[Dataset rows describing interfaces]
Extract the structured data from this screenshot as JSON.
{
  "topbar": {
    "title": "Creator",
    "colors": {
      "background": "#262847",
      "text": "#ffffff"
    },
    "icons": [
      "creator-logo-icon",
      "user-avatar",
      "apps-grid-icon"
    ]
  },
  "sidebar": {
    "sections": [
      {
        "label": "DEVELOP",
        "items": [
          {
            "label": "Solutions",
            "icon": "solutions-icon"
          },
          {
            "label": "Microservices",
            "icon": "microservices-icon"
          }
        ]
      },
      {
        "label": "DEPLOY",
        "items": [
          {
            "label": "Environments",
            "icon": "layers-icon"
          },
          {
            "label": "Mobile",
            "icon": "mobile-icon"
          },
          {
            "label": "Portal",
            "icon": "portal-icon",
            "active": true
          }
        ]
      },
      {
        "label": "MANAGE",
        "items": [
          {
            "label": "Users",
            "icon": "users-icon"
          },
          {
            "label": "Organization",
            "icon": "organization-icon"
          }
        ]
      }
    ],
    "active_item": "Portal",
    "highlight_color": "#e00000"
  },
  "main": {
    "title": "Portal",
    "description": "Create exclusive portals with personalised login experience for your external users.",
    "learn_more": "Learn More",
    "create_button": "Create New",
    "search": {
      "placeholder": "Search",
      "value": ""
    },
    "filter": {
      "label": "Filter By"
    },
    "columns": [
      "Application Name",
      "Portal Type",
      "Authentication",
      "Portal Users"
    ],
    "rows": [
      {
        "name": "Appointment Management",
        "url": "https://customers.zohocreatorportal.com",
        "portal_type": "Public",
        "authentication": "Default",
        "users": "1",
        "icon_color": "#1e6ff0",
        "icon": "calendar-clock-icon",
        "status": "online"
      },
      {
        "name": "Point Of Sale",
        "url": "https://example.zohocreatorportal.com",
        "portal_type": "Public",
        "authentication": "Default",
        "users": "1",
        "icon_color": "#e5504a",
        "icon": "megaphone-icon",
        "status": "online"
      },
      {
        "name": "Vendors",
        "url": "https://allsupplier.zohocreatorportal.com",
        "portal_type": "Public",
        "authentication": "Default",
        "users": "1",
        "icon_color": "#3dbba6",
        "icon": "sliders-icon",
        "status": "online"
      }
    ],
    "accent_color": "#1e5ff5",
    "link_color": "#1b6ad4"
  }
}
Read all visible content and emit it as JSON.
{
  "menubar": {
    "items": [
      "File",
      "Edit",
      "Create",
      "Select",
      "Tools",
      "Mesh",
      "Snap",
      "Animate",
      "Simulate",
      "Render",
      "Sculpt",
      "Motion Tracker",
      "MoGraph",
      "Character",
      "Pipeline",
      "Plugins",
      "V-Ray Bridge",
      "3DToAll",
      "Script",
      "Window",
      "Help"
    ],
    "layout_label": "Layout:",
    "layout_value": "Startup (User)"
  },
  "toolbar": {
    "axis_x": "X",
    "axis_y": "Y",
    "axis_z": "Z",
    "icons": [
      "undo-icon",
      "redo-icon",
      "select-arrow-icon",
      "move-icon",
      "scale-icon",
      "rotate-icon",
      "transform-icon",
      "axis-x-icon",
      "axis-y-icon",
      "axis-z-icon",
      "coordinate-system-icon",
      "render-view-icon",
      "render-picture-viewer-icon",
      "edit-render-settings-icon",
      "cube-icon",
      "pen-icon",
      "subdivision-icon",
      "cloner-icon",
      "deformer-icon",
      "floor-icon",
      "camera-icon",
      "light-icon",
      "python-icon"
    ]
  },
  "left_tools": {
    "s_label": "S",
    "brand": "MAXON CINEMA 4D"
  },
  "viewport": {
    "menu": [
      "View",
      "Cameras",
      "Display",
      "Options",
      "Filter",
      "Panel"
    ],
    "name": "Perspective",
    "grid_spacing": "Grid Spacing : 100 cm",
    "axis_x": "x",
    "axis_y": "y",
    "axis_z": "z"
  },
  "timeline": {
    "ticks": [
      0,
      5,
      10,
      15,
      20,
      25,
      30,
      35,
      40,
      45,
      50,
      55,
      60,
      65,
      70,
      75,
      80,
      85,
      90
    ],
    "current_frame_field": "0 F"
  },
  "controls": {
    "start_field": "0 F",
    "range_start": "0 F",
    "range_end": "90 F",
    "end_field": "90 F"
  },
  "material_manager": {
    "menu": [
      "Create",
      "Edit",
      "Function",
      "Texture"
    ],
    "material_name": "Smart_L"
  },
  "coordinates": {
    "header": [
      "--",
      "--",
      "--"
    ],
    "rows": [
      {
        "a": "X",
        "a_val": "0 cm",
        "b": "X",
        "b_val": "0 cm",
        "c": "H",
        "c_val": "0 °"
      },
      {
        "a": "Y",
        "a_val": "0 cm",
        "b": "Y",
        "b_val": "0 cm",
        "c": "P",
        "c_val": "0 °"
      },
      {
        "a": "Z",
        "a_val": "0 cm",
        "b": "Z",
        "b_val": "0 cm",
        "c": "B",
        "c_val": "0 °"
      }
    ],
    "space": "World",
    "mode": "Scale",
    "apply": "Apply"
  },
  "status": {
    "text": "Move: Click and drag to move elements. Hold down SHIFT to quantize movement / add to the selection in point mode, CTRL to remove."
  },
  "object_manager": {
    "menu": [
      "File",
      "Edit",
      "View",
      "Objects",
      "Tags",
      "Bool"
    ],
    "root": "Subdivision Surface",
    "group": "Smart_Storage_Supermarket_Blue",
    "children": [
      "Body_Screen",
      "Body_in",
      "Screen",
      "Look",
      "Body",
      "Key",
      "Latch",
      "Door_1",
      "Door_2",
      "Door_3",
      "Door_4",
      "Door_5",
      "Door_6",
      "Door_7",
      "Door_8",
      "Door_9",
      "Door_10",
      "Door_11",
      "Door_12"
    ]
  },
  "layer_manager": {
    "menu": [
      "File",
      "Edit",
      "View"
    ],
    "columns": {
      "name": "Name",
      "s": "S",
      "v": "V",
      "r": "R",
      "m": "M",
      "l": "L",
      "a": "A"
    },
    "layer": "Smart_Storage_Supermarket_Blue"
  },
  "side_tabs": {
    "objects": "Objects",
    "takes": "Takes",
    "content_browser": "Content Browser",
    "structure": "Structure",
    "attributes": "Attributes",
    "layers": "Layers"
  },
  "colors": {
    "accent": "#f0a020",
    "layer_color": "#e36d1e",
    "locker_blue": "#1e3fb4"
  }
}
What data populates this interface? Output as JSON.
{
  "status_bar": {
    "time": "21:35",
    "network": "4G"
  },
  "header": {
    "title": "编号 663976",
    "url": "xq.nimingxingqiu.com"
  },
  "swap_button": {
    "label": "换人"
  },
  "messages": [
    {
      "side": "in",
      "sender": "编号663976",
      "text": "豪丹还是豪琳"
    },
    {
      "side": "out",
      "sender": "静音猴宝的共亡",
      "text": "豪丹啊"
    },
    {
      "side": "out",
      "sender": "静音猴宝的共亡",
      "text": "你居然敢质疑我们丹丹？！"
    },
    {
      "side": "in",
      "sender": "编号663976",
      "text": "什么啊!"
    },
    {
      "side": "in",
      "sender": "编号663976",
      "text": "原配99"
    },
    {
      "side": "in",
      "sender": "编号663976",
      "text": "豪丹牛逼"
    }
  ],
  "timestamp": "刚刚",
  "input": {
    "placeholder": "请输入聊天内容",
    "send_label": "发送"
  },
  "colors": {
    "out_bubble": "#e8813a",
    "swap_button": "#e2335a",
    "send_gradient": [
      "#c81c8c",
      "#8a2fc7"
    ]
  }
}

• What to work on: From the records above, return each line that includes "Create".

• Task response:
    "description": "Create exclusive portals with personalised login experience for your external users.",
    "create_button": "Create New",
      "Create",
      "Create",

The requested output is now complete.